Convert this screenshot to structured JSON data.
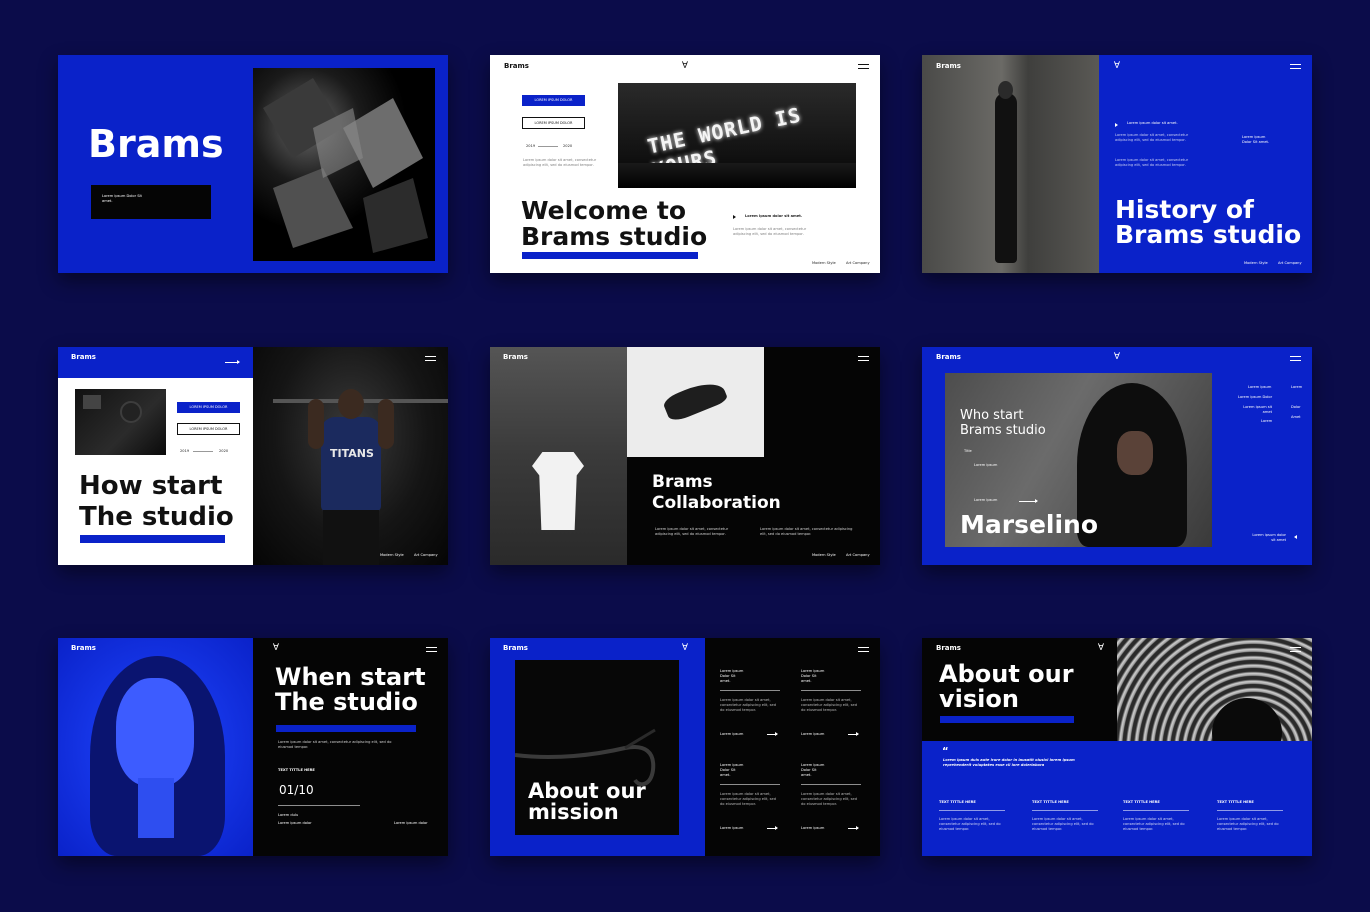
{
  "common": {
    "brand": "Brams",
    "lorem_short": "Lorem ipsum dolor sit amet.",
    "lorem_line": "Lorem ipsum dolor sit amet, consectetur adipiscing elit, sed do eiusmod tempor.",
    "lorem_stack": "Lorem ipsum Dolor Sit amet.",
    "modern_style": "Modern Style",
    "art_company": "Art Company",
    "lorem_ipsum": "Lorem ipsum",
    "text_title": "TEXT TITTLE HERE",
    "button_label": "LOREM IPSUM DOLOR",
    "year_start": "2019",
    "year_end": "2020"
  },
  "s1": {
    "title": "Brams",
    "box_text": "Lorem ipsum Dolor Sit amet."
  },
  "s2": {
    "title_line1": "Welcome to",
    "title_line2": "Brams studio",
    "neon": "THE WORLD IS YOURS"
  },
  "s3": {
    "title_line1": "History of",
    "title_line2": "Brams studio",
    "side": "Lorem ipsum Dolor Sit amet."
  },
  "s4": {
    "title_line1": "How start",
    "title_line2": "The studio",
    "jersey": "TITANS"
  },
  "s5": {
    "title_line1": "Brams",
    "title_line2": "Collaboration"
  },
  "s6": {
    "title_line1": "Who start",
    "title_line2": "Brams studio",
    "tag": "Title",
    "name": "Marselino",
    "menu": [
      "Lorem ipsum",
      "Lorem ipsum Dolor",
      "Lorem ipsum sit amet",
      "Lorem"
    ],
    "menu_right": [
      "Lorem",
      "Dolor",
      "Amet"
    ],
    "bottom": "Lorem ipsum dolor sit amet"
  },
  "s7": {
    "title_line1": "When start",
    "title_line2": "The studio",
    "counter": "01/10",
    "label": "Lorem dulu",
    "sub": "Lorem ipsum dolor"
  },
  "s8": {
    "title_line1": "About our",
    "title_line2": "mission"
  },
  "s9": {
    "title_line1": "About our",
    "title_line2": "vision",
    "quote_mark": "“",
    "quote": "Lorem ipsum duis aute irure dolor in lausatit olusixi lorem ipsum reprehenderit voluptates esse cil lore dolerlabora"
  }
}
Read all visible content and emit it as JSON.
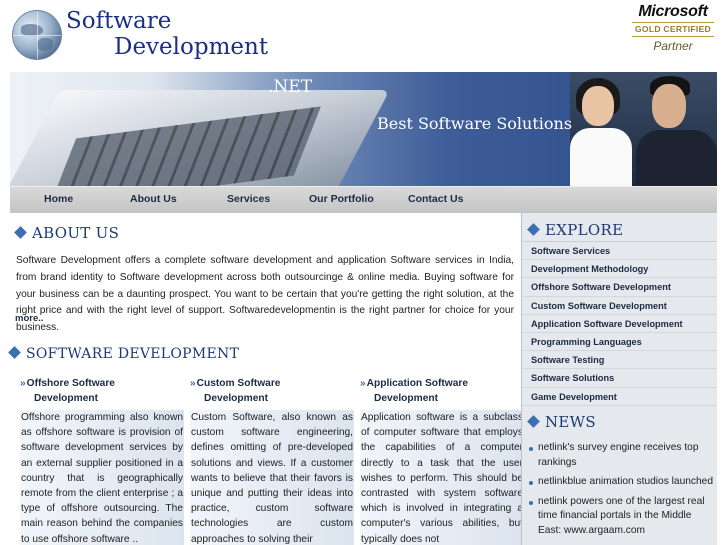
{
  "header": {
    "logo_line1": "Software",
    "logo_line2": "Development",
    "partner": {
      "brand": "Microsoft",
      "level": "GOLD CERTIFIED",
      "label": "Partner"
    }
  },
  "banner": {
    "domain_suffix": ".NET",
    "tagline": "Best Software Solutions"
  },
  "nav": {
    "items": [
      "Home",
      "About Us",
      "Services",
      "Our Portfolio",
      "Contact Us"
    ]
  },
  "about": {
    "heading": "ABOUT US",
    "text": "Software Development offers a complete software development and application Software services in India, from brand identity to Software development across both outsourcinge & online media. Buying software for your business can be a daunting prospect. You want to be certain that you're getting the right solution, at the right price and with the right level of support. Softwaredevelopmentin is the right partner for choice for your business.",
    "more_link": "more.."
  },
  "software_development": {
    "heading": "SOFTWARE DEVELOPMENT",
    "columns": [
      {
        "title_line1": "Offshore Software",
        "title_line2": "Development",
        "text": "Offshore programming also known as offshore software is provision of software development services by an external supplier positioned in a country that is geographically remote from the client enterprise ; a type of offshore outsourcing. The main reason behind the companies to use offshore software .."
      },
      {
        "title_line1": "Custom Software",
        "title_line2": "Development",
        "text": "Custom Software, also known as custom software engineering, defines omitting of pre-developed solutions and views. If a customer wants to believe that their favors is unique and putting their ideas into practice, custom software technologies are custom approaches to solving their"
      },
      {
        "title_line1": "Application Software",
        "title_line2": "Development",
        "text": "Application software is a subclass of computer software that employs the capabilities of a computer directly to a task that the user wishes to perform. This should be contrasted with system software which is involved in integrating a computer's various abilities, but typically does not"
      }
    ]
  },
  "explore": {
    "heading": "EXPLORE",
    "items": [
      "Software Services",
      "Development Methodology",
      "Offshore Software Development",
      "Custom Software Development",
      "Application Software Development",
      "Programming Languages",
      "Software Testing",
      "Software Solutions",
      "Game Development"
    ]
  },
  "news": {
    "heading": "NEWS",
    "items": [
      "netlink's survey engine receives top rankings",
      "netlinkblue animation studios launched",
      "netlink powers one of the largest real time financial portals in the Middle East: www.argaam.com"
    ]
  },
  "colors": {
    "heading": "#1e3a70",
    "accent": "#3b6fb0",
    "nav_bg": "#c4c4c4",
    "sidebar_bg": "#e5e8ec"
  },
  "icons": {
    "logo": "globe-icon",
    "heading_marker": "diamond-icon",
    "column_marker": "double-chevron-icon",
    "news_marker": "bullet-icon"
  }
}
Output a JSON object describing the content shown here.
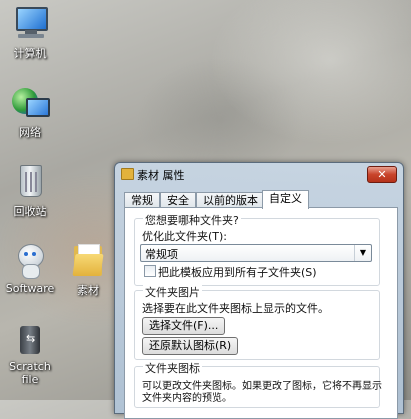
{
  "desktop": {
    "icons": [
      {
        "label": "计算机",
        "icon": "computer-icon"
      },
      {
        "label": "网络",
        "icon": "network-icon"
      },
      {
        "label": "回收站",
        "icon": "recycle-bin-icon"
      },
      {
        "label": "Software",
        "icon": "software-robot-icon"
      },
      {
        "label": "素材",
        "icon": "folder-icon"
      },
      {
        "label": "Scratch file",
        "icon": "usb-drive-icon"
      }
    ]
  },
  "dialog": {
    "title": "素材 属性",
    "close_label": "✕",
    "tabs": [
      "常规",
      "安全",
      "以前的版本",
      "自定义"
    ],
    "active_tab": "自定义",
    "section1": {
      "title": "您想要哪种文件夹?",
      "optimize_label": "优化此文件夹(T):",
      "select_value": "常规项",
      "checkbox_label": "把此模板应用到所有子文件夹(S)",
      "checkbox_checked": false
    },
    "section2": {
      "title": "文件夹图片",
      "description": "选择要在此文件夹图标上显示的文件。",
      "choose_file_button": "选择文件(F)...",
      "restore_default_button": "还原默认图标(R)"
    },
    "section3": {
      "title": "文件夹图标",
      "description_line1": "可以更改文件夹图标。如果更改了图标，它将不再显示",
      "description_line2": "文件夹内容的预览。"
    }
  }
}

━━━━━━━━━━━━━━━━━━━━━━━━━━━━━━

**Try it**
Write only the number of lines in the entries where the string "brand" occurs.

**Completed exercise**
3